-- What this task involves --
Could you copy all of the records below exactly as they appear?

-- Records provided --
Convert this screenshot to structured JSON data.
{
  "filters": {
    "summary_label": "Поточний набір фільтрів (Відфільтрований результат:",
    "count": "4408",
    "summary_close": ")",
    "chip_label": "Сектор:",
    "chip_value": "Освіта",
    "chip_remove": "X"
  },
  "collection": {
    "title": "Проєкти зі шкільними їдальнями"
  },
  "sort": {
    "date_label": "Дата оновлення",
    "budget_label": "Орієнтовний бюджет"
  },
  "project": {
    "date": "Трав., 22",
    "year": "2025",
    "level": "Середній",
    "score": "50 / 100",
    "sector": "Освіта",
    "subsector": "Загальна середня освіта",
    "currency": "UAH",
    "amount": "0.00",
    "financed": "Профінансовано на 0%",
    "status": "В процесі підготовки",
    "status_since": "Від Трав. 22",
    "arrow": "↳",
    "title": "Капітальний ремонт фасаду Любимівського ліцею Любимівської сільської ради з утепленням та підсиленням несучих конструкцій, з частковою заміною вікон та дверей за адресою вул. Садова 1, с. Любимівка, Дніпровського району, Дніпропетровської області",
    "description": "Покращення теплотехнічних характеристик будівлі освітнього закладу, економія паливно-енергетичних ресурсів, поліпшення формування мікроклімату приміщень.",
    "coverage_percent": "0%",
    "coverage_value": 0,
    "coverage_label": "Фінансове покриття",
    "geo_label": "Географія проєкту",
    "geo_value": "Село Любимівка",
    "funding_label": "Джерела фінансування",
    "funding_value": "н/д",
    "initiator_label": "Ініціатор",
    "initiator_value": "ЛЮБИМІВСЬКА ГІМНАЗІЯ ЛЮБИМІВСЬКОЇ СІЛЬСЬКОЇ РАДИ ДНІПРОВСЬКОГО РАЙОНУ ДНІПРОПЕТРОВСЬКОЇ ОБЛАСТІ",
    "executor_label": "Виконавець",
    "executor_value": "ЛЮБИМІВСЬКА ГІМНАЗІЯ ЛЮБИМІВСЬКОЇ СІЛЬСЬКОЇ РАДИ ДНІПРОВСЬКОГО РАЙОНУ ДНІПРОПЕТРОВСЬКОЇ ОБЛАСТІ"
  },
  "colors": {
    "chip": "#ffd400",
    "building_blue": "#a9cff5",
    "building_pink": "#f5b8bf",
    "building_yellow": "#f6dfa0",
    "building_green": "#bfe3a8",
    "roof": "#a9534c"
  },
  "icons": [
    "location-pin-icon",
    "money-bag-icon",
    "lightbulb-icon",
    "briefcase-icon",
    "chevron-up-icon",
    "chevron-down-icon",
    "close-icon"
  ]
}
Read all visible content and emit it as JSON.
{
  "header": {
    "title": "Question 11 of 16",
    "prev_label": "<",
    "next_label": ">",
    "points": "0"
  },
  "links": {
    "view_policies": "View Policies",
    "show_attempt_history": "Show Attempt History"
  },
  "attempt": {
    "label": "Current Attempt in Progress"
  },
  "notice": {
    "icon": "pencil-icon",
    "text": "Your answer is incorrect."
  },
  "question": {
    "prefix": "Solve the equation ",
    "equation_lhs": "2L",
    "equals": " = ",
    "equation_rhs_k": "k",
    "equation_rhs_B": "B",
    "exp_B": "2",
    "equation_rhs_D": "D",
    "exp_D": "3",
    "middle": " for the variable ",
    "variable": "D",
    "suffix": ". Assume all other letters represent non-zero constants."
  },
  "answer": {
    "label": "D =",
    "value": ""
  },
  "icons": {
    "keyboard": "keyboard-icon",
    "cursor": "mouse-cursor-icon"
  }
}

-- Solution to the exercise --
Convert this screenshot to structured JSON data.
{
  "filters": {
    "summary_label": "Поточний набір фільтрів (Відфільтрований результат:",
    "count": "4408",
    "summary_close": ")",
    "chip_label": "Сектор:",
    "chip_value": "Освіта",
    "chip_remove": "X"
  },
  "collection": {
    "title": "Проєкти зі шкільними їдальнями"
  },
  "sort": {
    "date_label": "Дата оновлення",
    "budget_label": "Орієнтовний бюджет"
  },
  "project": {
    "date": "Трав., 22",
    "year": "2025",
    "level": "Середній",
    "score": "50 / 100",
    "sector": "Освіта",
    "subsector": "Загальна середня освіта",
    "currency": "UAH",
    "amount": "0.00",
    "financed": "Профінансовано на 0%",
    "status": "В процесі підготовки",
    "status_since": "Від Трав. 22",
    "arrow": "↳",
    "title": "Капітальний ремонт фасаду Любимівського ліцею Любимівської сільської ради з утепленням та підсиленням несучих конструкцій, з частковою заміною вікон та дверей за адресою вул. Садова 1, с. Любимівка, Дніпровського району, Дніпропетровської області",
    "description": "Покращення теплотехнічних характеристик будівлі освітнього закладу, економія паливно-енергетичних ресурсів, поліпшення формування мікроклімату приміщень.",
    "coverage_percent": "0%",
    "coverage_value": 0,
    "coverage_label": "Фінансове покриття",
    "geo_label": "Географія проєкту",
    "geo_value": "Село Любимівка",
    "funding_label": "Джерела фінансування",
    "funding_value": "н/д",
    "initiator_label": "Ініціатор",
    "initiator_value": "ЛЮБИМІВСЬКА ГІМНАЗІЯ ЛЮБИМІВСЬКОЇ СІЛЬСЬКОЇ РАДИ ДНІПРОВСЬКОГО РАЙОНУ ДНІПРОПЕТРОВСЬКОЇ ОБЛАСТІ",
    "executor_label": "Виконавець",
    "executor_value": "ЛЮБИМІВСЬКА ГІМНАЗІЯ ЛЮБИМІВСЬКОЇ СІЛЬСЬКОЇ РАДИ ДНІПРОВСЬКОГО РАЙОНУ ДНІПРОПЕТРОВСЬКОЇ ОБЛАСТІ"
  },
  "colors": {
    "chip": "#ffd400",
    "building_blue": "#a9cff5",
    "building_pink": "#f5b8bf",
    "building_yellow": "#f6dfa0",
    "building_green": "#bfe3a8",
    "roof": "#a9534c"
  },
  "icons": [
    "location-pin-icon",
    "money-bag-icon",
    "lightbulb-icon",
    "briefcase-icon",
    "chevron-up-icon",
    "chevron-down-icon",
    "close-icon"
  ]
}
Read all visible content and emit it as JSON.
{
  "header": {
    "title": "Question 11 of 16",
    "prev_label": "<",
    "next_label": ">",
    "points": "0"
  },
  "links": {
    "view_policies": "View Policies",
    "show_attempt_history": "Show Attempt History"
  },
  "attempt": {
    "label": "Current Attempt in Progress"
  },
  "notice": {
    "icon": "pencil-icon",
    "text": "Your answer is incorrect."
  },
  "question": {
    "prefix": "Solve the equation ",
    "equation_lhs": "2L",
    "equals": " = ",
    "equation_rhs_k": "k",
    "equation_rhs_B": "B",
    "exp_B": "2",
    "equation_rhs_D": "D",
    "exp_D": "3",
    "middle": " for the variable ",
    "variable": "D",
    "suffix": ". Assume all other letters represent non-zero constants."
  },
  "answer": {
    "label": "D =",
    "value": ""
  },
  "icons": {
    "keyboard": "keyboard-icon",
    "cursor": "mouse-cursor-icon"
  }
}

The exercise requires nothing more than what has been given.